● Task brief: All records that follow are to be output exactly.
START Provided records
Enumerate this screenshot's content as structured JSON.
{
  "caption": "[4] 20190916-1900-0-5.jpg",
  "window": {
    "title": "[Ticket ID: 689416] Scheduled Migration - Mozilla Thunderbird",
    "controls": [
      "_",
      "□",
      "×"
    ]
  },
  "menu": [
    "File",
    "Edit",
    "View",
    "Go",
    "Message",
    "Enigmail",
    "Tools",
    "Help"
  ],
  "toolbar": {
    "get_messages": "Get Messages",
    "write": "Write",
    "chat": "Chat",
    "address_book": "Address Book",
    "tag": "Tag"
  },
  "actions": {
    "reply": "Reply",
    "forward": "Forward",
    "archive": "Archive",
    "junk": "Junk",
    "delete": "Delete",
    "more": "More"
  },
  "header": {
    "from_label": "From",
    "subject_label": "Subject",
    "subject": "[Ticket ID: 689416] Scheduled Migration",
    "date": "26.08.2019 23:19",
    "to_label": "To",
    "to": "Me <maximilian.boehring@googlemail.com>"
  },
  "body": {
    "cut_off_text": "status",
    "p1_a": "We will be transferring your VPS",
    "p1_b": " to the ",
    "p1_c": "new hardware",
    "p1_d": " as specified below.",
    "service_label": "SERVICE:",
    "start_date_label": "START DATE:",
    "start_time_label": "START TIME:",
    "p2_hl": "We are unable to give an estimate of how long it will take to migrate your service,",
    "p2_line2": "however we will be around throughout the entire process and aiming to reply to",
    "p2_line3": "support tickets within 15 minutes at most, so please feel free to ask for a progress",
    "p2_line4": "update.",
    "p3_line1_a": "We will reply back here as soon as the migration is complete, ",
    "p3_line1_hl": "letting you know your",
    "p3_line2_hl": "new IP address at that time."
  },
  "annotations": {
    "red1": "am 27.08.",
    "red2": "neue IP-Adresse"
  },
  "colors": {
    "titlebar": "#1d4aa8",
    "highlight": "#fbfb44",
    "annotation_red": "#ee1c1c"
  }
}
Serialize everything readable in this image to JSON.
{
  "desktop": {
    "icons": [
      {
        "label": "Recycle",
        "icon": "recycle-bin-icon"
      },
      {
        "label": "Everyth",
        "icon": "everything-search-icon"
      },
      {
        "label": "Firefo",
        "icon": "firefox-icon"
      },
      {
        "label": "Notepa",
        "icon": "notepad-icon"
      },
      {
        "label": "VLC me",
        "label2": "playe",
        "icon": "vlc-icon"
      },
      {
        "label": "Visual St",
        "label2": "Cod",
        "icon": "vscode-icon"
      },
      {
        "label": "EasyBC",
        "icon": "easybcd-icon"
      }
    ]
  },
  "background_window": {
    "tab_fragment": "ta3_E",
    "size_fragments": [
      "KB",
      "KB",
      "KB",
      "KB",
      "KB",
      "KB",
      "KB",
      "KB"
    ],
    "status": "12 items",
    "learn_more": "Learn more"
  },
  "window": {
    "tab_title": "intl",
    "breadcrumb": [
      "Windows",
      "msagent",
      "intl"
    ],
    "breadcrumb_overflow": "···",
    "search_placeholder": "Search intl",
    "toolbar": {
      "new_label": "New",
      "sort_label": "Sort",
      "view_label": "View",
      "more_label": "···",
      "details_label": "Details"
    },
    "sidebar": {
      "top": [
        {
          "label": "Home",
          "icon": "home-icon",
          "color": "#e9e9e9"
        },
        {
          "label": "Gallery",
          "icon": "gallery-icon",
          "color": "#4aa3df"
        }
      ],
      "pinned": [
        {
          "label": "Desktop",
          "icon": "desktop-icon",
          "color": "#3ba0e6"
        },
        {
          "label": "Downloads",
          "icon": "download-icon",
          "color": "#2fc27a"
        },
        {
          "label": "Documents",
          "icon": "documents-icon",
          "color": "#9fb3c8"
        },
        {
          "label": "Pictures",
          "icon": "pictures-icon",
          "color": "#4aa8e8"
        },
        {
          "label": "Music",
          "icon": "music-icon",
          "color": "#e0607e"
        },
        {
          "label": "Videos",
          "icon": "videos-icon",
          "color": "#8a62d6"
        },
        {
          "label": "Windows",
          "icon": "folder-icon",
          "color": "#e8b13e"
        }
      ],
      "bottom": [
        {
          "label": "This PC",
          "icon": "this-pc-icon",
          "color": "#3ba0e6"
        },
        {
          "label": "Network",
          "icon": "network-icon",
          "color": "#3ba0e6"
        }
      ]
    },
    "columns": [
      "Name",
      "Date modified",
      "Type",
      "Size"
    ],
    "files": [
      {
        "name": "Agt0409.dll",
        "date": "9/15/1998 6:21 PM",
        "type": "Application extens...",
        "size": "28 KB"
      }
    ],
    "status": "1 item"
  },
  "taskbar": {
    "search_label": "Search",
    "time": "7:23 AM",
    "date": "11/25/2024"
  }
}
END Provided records
● Answer for this exercise:
Enumerate this screenshot's content as structured JSON.
{
  "caption": "[4] 20190916-1900-0-5.jpg",
  "window": {
    "title": "[Ticket ID: 689416] Scheduled Migration - Mozilla Thunderbird",
    "controls": [
      "_",
      "□",
      "×"
    ]
  },
  "menu": [
    "File",
    "Edit",
    "View",
    "Go",
    "Message",
    "Enigmail",
    "Tools",
    "Help"
  ],
  "toolbar": {
    "get_messages": "Get Messages",
    "write": "Write",
    "chat": "Chat",
    "address_book": "Address Book",
    "tag": "Tag"
  },
  "actions": {
    "reply": "Reply",
    "forward": "Forward",
    "archive": "Archive",
    "junk": "Junk",
    "delete": "Delete",
    "more": "More"
  },
  "header": {
    "from_label": "From",
    "subject_label": "Subject",
    "subject": "[Ticket ID: 689416] Scheduled Migration",
    "date": "26.08.2019 23:19",
    "to_label": "To",
    "to": "Me <maximilian.boehring@googlemail.com>"
  },
  "body": {
    "cut_off_text": "status",
    "p1_a": "We will be transferring your VPS",
    "p1_b": " to the ",
    "p1_c": "new hardware",
    "p1_d": " as specified below.",
    "service_label": "SERVICE:",
    "start_date_label": "START DATE:",
    "start_time_label": "START TIME:",
    "p2_hl": "We are unable to give an estimate of how long it will take to migrate your service,",
    "p2_line2": "however we will be around throughout the entire process and aiming to reply to",
    "p2_line3": "support tickets within 15 minutes at most, so please feel free to ask for a progress",
    "p2_line4": "update.",
    "p3_line1_a": "We will reply back here as soon as the migration is complete, ",
    "p3_line1_hl": "letting you know your",
    "p3_line2_hl": "new IP address at that time."
  },
  "annotations": {
    "red1": "am 27.08.",
    "red2": "neue IP-Adresse"
  },
  "colors": {
    "titlebar": "#1d4aa8",
    "highlight": "#fbfb44",
    "annotation_red": "#ee1c1c"
  }
}
Serialize everything readable in this image to JSON.
{
  "desktop": {
    "icons": [
      {
        "label": "Recycle",
        "icon": "recycle-bin-icon"
      },
      {
        "label": "Everyth",
        "icon": "everything-search-icon"
      },
      {
        "label": "Firefo",
        "icon": "firefox-icon"
      },
      {
        "label": "Notepa",
        "icon": "notepad-icon"
      },
      {
        "label": "VLC me",
        "label2": "playe",
        "icon": "vlc-icon"
      },
      {
        "label": "Visual St",
        "label2": "Cod",
        "icon": "vscode-icon"
      },
      {
        "label": "EasyBC",
        "icon": "easybcd-icon"
      }
    ]
  },
  "background_window": {
    "tab_fragment": "ta3_E",
    "size_fragments": [
      "KB",
      "KB",
      "KB",
      "KB",
      "KB",
      "KB",
      "KB",
      "KB"
    ],
    "status": "12 items",
    "learn_more": "Learn more"
  },
  "window": {
    "tab_title": "intl",
    "breadcrumb": [
      "Windows",
      "msagent",
      "intl"
    ],
    "breadcrumb_overflow": "···",
    "search_placeholder": "Search intl",
    "toolbar": {
      "new_label": "New",
      "sort_label": "Sort",
      "view_label": "View",
      "more_label": "···",
      "details_label": "Details"
    },
    "sidebar": {
      "top": [
        {
          "label": "Home",
          "icon": "home-icon",
          "color": "#e9e9e9"
        },
        {
          "label": "Gallery",
          "icon": "gallery-icon",
          "color": "#4aa3df"
        }
      ],
      "pinned": [
        {
          "label": "Desktop",
          "icon": "desktop-icon",
          "color": "#3ba0e6"
        },
        {
          "label": "Downloads",
          "icon": "download-icon",
          "color": "#2fc27a"
        },
        {
          "label": "Documents",
          "icon": "documents-icon",
          "color": "#9fb3c8"
        },
        {
          "label": "Pictures",
          "icon": "pictures-icon",
          "color": "#4aa8e8"
        },
        {
          "label": "Music",
          "icon": "music-icon",
          "color": "#e0607e"
        },
        {
          "label": "Videos",
          "icon": "videos-icon",
          "color": "#8a62d6"
        },
        {
          "label": "Windows",
          "icon": "folder-icon",
          "color": "#e8b13e"
        }
      ],
      "bottom": [
        {
          "label": "This PC",
          "icon": "this-pc-icon",
          "color": "#3ba0e6"
        },
        {
          "label": "Network",
          "icon": "network-icon",
          "color": "#3ba0e6"
        }
      ]
    },
    "columns": [
      "Name",
      "Date modified",
      "Type",
      "Size"
    ],
    "files": [
      {
        "name": "Agt0409.dll",
        "date": "9/15/1998 6:21 PM",
        "type": "Application extens...",
        "size": "28 KB"
      }
    ],
    "status": "1 item"
  },
  "taskbar": {
    "search_label": "Search",
    "time": "7:23 AM",
    "date": "11/25/2024"
  }
}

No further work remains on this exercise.